Charlotte Muru-Lanning writes on ordinary food as a tool for conveying acceptance, respect and humanity.
This is an excerpt from our weekly food newsletter, The Boil Up.
There is a TikTok account that I’ve returned to almost every day over the past month. It’s the account of someone who from what I can tell is an 18-year-old woman (I’ve inferred that from the name of the account and some comments) who lives in Gaza (made clear by the short and sweet bio: “from gaza palestine”).
It was the day after Israel’s bombardment of Gaza began – in response to Hamas’s October 7 attack in which the militant group killed 1,400 people in Israel, and took 222 hostages – that I first stumbled across this account. I don’t even have the TikTok app, so I’m not entirely sure how it made its way into my search bar. Why it’s become a sustained presence in my search history since then is less of a mystery to me.
On the first day I came across it, I recall the account being populated by short videos of everyday life in Gaza from before this current war began – all picturesque in a dishevelled, worn kind of way. And it’s one particular video, posted in June this year, that, through constant rewatches, has cemented itself in my brain to a point where I can replay it from memory, sound and all. It’s a 16-second montage of Gaza from this TikTok user’s point of view: glimpses of sunsets, beaches and her pets lazing in the sun of her apartment. In between, hands pour tea, olive trees sway in the wind, old men sell bags of spices, and street vendors sell sausages, grilled meat and vegetables and peanuts.
Since I first watched that video, and over the past three weeks, Israeli forces have killed more than 8,000 people in Gaza and more than 100 Palestinians in the occupied West Bank. Each day seems to break with news of another unthinkable atrocity, more killed and a frustrating level of inaction from leaders. What unfortunately needs to be repeated each and every time we talk about this crisis is that this isn’t a singular event, rather it is the most recent chapter in a crisis that has unfolded over almost a century. It’s a crisis that then must be qualified by asymmetries in power between Israel, which is recognised as a state and a major economic and military power, and the Palestinian people, who live under Israel’s military occupation or are refugees.

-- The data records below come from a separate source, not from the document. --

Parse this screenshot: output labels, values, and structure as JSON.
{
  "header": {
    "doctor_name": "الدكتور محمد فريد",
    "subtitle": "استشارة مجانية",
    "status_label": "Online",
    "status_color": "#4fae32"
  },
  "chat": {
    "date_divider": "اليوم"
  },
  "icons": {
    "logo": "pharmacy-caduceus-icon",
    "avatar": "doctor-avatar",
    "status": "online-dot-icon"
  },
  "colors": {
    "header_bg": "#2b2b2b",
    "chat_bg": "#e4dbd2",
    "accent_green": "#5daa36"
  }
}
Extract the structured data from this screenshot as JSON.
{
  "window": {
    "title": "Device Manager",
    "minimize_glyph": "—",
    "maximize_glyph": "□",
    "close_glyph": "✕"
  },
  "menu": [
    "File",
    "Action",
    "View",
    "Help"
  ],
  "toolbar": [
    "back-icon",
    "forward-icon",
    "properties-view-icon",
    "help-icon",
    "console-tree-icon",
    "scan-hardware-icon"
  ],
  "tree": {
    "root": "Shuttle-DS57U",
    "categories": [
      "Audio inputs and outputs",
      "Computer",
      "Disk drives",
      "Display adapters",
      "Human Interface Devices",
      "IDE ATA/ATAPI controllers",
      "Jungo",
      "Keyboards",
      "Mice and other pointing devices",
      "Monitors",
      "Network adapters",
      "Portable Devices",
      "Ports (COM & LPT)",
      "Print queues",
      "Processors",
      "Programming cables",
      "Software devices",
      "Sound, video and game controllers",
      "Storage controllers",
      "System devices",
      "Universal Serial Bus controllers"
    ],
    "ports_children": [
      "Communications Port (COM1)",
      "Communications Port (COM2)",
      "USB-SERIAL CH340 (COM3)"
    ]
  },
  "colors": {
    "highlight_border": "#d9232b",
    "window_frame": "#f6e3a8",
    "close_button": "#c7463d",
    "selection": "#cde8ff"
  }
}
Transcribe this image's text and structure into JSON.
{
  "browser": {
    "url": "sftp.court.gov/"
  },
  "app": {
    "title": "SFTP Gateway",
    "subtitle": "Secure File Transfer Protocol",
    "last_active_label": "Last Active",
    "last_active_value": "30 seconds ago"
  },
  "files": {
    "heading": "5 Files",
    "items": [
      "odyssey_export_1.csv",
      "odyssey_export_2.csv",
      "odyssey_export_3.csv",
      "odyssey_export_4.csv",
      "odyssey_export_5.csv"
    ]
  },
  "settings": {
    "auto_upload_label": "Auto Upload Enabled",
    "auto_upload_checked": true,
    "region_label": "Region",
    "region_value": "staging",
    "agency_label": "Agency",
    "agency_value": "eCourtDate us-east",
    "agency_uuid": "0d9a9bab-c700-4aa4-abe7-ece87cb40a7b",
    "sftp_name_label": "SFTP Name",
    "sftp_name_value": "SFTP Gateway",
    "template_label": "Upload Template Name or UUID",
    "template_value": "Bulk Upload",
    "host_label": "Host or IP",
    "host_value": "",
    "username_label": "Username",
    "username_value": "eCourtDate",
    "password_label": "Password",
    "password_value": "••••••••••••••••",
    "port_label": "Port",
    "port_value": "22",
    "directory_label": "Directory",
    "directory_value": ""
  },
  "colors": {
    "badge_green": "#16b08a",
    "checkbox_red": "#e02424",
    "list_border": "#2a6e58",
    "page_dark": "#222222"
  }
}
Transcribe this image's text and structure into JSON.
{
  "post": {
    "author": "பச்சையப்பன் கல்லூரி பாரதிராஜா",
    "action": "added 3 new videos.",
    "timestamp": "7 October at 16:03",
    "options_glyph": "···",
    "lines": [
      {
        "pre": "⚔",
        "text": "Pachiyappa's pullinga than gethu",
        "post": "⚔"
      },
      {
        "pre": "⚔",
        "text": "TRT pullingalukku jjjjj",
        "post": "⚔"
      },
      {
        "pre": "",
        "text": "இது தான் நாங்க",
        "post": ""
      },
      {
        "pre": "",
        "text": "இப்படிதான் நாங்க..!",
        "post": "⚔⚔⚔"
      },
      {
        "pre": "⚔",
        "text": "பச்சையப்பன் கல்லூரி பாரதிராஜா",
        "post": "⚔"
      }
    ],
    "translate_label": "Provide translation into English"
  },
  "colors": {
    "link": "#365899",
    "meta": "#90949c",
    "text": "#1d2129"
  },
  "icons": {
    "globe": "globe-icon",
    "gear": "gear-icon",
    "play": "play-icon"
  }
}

Unsurprisingly, as the bombardment of Gaza began, the videos on this TikTok took a devastating turn. No more food, or tea, rather images of rockets making their way through the night sky, the next day her balcony covered in dust and rubble from neighbouring buildings, and a video a day later showing her once dreamy-looking neighbourhood now entirely flattened. On the 14th of October she posted a message letting followers know that her family and pets were safe but that there were challenges in accessing power and internet to stay connected. Since then, silence – no videos posted in more than two weeks.
At this point, I’m mostly checking in on the account daily in the hopes that this stranger I know only from the un-narrated clips of her surroundings posts another video and signals that she’s safe. And I return to it too because it feels that there was an implicit sense of resistance in these romanticised vignettes of everyday life – even those made before the bombings began. Most of us are well aware by now that even before this current bombardment, Gaza was a challenging place to live. But within the cracks of those blockades and Israeli military incursions, there was joy, beauty and delicious food.
In the ongoing struggle of Palestinians, food has always been central. Much of this is because food is about continuity. In its most essential form, it is about the continuity of life and of basic survival – food as fuel. Beyond the bombardment of Gaza by Israel, there is a quieter but still urgent crisis – one that the United Nations has called a humanitarian catastrophe: rumbling stomachs, desperately thirsty people drinking salt water and parents skipping meals so that hungry children might eat. The politics of food underpin issues that expand beyond this immediate crisis and physical survival, but the survival of links to the land, of political sovereignty, of culture and tradition or attempts for resolutions. Watermelons, a staple of Levantine cuisines, even have a long, trailing history of symbolising Palestinian protest.
On many fronts, there’s a necessity to find the space to hold multiple truths in our hearts and minds at the moment. One of those is space for those images of what is, but also what was. By that I mean, alongside those images of abject horror and misery in Gaza that we’re bearing witness to daily on social media and through news outlets, we must remember the humanity, dreams, celebrations, beauty, deliciousness and ordinariness of what was before. There’s no sense of escapism in doing this either. Those images of what was before only colour those relentless images of suffering, already horrific in themselves, so much more tragic. I’ve said it many times before, and I’ll repeat it again, but there is a power in the everyday, and especially food as a tool for humanising people, especially for those who are seldom afforded that basic right. In an article I read recently, Palestinian-American performance artist and curator Noel Maghathe summed up the vitality of food: “In Palestine, the act of eating transforms into an act of resistance.
“Each bite is not just a taste of home but also a taste of defiance, a testament to the spirit of survival and the will to hold on to their roots.”
Five readings (and one viewing) on food and Palestine: